**What the exercise asks:** Report all lines from the entries below in which "kind" appears.
══ Given information ══
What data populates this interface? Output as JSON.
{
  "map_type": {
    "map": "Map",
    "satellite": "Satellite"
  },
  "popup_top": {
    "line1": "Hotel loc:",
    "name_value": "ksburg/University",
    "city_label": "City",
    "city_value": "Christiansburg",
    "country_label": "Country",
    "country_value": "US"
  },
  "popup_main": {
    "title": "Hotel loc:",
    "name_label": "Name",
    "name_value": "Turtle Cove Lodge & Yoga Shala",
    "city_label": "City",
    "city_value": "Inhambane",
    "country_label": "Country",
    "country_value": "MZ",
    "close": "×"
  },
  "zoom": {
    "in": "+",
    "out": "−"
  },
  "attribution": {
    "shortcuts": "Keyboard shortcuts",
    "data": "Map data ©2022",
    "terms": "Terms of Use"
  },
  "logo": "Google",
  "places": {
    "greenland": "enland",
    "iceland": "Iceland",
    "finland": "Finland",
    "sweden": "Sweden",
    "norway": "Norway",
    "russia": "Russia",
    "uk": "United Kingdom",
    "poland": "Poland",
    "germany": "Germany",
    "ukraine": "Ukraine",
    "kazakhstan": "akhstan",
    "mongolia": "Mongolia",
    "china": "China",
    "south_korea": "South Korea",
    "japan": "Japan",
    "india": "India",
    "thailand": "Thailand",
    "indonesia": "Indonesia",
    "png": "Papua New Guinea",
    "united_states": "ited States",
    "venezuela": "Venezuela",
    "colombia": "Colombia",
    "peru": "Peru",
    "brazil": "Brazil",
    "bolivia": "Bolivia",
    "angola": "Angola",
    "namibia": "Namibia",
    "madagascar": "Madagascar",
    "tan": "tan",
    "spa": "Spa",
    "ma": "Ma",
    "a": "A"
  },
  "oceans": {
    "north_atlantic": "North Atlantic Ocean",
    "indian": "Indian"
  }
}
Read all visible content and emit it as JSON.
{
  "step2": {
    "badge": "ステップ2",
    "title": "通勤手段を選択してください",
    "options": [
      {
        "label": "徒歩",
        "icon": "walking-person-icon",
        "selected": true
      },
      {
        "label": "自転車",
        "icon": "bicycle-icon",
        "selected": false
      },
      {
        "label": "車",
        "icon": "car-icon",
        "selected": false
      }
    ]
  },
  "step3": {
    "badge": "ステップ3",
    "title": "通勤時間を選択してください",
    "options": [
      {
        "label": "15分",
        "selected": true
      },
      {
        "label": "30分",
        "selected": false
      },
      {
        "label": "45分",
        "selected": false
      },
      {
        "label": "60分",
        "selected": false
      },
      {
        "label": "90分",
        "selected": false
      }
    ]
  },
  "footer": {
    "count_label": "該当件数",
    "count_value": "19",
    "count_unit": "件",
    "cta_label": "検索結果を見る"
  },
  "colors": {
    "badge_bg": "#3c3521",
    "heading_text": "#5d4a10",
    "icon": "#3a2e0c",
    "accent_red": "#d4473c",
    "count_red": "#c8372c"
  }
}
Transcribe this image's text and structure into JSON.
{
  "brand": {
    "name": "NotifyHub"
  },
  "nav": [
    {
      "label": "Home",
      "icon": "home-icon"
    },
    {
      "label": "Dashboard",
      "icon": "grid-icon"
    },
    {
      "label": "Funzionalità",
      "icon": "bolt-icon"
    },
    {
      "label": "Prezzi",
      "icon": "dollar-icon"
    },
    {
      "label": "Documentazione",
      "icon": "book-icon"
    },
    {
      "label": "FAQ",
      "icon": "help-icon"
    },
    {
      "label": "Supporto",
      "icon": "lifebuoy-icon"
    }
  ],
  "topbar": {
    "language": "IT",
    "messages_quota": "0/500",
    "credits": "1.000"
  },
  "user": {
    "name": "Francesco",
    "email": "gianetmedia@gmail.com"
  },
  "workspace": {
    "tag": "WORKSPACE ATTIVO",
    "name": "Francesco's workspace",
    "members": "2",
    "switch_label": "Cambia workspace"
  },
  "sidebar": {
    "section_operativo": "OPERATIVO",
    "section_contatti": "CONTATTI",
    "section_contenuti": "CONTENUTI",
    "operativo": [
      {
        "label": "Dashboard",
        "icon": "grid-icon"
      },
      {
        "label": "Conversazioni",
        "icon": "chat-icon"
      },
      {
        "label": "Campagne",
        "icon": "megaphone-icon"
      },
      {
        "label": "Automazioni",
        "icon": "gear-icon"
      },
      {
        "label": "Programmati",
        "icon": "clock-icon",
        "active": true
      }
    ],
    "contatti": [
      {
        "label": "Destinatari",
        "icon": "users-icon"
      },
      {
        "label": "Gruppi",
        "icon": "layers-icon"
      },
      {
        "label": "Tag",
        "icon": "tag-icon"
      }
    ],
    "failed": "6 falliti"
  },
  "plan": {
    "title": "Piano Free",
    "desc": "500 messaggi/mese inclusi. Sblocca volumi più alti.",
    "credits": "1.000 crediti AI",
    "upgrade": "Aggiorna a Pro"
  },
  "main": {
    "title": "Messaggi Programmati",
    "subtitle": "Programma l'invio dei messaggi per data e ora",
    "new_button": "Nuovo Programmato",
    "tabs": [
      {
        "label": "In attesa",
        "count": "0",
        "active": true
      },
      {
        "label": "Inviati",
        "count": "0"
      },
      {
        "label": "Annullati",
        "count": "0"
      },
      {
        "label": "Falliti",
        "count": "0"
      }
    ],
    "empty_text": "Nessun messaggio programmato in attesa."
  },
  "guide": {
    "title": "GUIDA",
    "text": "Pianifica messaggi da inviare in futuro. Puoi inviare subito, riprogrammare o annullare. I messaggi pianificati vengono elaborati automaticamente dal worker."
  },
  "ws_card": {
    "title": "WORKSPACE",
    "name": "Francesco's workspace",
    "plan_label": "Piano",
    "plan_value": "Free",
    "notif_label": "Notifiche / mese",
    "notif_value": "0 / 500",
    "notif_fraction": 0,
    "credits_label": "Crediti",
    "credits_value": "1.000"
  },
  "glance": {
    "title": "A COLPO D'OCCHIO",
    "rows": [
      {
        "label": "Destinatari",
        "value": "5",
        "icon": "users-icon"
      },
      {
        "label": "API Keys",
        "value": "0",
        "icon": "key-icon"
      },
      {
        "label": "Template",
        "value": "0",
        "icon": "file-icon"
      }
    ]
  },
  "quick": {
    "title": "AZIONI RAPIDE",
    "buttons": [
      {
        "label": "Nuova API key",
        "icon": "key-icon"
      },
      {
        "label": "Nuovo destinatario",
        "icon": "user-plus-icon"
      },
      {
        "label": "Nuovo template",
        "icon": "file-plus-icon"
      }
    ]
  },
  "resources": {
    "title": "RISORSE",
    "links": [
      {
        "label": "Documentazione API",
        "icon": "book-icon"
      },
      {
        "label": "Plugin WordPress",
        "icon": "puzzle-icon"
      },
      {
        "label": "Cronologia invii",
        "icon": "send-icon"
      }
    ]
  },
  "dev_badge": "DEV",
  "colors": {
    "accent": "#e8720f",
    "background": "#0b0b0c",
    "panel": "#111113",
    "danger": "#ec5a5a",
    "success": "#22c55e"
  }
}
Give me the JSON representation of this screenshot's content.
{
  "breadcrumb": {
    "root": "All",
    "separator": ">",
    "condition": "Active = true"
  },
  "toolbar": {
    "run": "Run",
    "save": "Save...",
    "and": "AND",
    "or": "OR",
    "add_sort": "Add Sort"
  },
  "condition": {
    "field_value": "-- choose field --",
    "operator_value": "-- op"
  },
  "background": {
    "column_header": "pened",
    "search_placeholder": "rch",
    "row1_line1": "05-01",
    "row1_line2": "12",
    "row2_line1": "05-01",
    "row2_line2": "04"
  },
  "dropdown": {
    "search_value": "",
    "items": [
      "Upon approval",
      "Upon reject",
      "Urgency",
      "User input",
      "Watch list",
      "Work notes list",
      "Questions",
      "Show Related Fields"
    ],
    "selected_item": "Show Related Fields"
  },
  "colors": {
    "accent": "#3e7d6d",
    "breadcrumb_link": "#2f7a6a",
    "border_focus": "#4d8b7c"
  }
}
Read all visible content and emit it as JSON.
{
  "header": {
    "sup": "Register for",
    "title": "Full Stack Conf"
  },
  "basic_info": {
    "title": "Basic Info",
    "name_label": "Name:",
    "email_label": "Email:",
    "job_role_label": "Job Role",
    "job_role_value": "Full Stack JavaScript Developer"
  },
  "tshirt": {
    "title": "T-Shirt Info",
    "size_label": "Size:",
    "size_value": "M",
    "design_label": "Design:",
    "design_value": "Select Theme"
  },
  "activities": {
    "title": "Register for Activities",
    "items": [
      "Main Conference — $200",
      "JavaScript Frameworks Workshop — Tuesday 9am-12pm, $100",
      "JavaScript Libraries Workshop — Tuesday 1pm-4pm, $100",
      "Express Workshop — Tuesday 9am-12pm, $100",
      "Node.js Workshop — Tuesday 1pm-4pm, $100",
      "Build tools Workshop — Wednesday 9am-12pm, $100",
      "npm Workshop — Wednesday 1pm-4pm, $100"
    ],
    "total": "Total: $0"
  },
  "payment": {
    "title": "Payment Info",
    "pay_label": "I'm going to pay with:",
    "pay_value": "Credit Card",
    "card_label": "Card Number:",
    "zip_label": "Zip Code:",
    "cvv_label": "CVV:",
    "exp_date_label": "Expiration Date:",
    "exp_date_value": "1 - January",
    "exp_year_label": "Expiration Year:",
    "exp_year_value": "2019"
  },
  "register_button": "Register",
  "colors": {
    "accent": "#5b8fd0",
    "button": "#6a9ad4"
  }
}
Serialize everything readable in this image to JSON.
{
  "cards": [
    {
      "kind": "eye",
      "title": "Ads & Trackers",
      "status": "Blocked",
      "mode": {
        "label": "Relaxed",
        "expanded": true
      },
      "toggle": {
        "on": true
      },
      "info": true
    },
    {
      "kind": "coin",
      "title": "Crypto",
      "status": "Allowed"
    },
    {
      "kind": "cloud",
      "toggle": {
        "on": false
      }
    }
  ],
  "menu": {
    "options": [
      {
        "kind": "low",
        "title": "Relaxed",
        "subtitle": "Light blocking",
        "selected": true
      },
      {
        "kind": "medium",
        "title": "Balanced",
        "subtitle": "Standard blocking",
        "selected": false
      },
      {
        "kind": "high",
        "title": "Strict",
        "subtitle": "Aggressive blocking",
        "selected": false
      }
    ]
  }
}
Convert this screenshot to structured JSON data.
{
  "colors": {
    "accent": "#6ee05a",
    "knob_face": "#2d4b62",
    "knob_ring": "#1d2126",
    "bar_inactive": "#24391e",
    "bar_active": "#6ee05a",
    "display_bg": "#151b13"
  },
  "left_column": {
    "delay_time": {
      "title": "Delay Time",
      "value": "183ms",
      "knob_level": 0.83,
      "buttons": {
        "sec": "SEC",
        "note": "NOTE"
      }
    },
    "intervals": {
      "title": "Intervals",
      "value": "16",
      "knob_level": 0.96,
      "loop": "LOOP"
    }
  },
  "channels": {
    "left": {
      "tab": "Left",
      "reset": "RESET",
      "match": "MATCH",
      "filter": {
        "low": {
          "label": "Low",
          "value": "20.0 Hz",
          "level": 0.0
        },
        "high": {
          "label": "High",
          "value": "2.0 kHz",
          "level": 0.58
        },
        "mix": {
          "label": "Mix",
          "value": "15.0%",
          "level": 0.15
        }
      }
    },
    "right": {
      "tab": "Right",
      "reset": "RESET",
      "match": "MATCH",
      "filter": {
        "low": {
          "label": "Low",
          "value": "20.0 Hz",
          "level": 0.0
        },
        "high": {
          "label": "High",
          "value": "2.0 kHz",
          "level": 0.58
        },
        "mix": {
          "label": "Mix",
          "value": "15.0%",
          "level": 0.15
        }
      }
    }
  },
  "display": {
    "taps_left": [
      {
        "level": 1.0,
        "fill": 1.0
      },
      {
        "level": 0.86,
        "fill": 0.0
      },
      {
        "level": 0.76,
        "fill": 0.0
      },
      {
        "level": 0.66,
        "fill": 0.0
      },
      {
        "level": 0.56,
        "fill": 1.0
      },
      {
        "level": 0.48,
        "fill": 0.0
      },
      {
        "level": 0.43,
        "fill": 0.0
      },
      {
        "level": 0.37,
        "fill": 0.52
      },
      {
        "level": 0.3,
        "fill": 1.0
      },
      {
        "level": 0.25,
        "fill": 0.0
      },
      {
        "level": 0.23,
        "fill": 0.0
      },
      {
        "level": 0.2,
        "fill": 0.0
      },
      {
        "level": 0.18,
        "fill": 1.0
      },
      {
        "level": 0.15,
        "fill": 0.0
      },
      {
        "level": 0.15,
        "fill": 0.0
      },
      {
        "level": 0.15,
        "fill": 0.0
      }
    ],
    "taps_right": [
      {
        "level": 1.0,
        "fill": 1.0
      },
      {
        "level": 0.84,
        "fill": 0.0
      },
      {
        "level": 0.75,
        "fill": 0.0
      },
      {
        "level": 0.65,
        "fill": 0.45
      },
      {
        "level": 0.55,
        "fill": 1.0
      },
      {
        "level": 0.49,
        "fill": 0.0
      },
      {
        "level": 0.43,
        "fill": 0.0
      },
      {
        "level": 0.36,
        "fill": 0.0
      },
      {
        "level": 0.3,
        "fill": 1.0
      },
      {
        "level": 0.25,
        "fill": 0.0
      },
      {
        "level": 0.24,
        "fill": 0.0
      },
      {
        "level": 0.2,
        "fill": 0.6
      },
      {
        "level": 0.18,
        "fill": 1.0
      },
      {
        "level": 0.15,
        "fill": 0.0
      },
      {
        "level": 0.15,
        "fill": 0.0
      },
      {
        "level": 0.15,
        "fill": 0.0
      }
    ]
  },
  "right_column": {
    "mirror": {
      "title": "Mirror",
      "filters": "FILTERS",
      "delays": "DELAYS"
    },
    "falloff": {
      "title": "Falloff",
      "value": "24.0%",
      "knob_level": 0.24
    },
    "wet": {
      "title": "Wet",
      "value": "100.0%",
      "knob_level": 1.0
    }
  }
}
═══
**Solution to this task:**
      "kind": "eye",
      "kind": "coin",
      "kind": "cloud",
        "kind": "low",
        "kind": "medium",
        "kind": "high",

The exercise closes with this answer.